Here is an extract from David Kilcullen’s Blood Year: The Failures of the War on Terror: As I write, Western countries (several, particularly the US, now with severely reduced international credibility) face a larger, more unified, capable, experienced and savage enemy, in a less stable, more fragmented region, with a far higher level of geopolitical competition, and a much more severe risk of great-power conflict, than at any time since 9/11. It isn’t just Islamic State; al-Qa’ida has emerged from its eclipse and is back in the game in Afghanistan, Pakistan, India, Syria, Somalia and Yemen. We’re dealing with not one but two global terrorist organisations, each with regional branches, plus a vastly larger radicalised population at home, and a flow of foreign terrorist fighters 10 to 12 times the size of anything seen before. Likewise, last year’s Taliban resurgence shows that as bad as things seem now, they can get much worse if the Afghan drawdown creates the same opportunity for Islamic State next year as the Iraqi drawdown did in 2012.

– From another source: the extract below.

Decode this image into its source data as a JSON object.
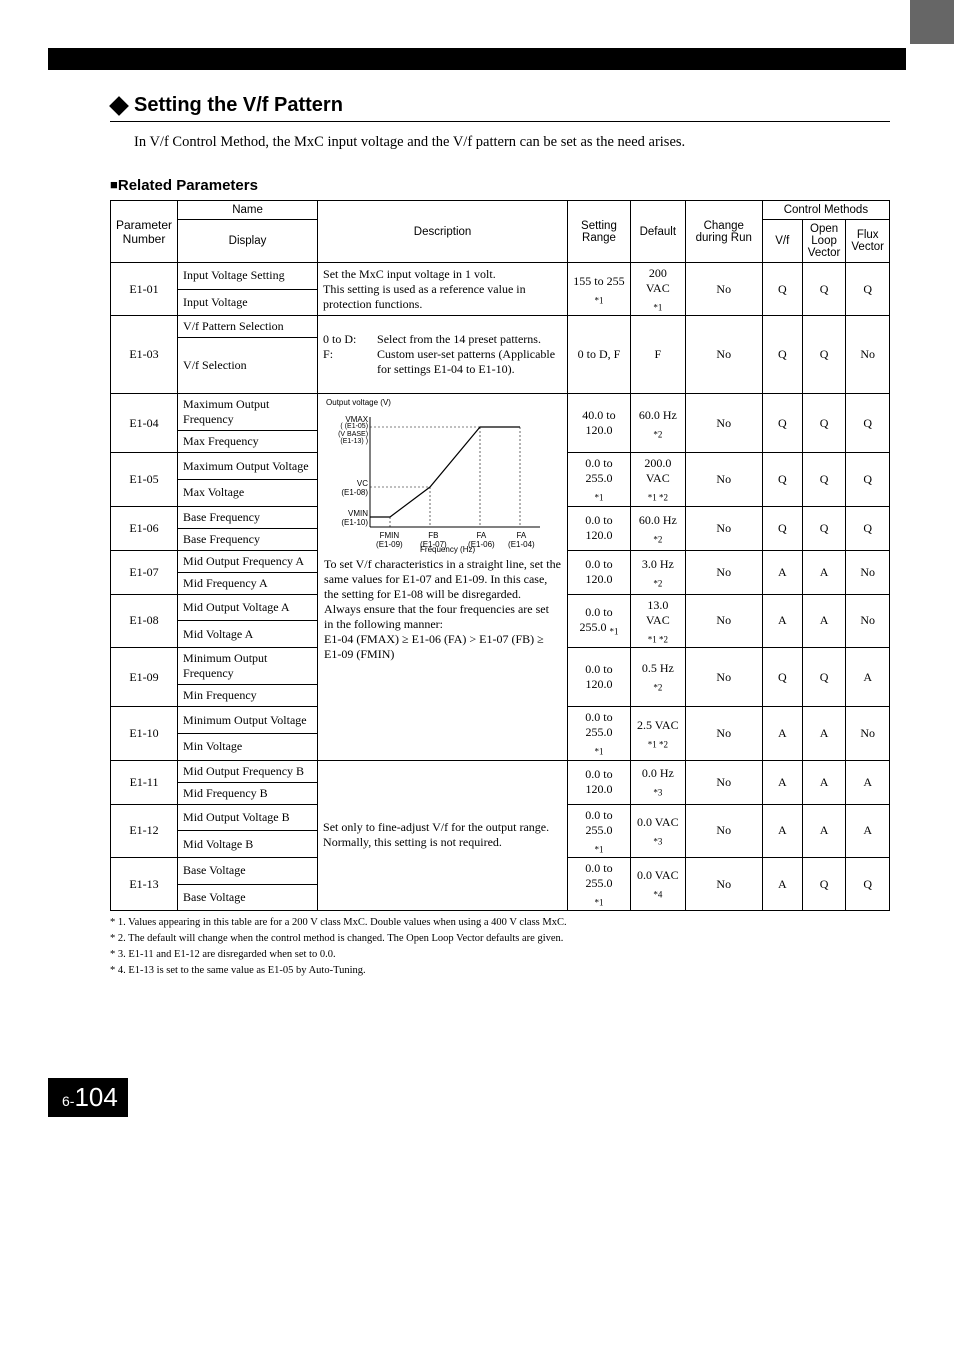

Last year was a “blood year” in the Middle East – massacres and beheadings, fallen cities, collapsed and collapsing states, the unravelling of a decade of Western strategy. We saw the rise of ISIS, the splintering of government in Iraq, and foreign fighters – many from Europe, Australia and Africa – flowing into Syria at a rate ten times that during the height of the Iraq War. What went wrong?